userinsight-37-200x300Is Lead User Innovation and Co-Creation “taking over the world”?

Patricia Cohen, writer for The New York Times, suggests that the answer is yes in her recent piece, “Innovation Far Removed from the Lab.” In the article, Cohen highlights the work of Eric A. von Hippel, a professor of technological innovation at M.I.T.’s Sloan School of Management. Von Hippel defines ‘lead users’ as users of a product or service that currently experience needs unknown to the larger public; in other words, “early adopters.”  A paper written by von Hippel (currently under review) points to evidence that suggests that more and more users are acting as innovators. The paper notes that the amount of money individuals spent making and improving products was more than twice that spent by British firms on product research and development over a three year period.  Such innovations or customizations could range from adding purchased or make-shift accessories to re-painting or otherwise altering, reconfiguring or modifying the product.

Our CEO, Eric V. Holtzclaw, reflected upon this personalization phenomenon a couple of months ago here on our blog – click here to read.  In that post, Eric pointed out that we’re moving from a mass customization model to an experience economy, one in which users expect a personalized customer experience and product; and if they don’t get it, they’ll just figure out how to “jail break” it and post the “how-to” on YouTube.

No doubt about it, the explosion of Web 2.0 has rapidly increased users’ appetite for all things customizable and their desire to engage with products, brands and each other. Users of popular social media tools like Twitter and Facebook are quick to make suggestions about features and functionality and their suggestions are often adopted. Additionally, CRM giant SalesForce.com embraced lead user innovation to aid in the development of a “build-your-own” SalesForce.com model.

However, the question remains, are users simply personalizing their products or are they acting as true innovators?

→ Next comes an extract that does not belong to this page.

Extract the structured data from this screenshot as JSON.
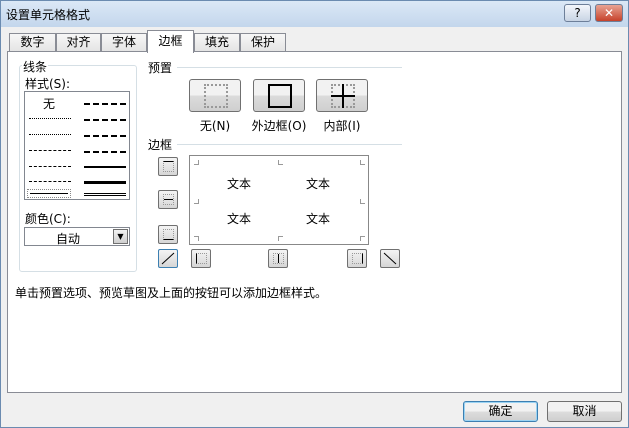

Will the evolution of customization and co-creation lead to greater and greater numbers of lead user innovations?

I’d be interested to hear your take – please share your comments!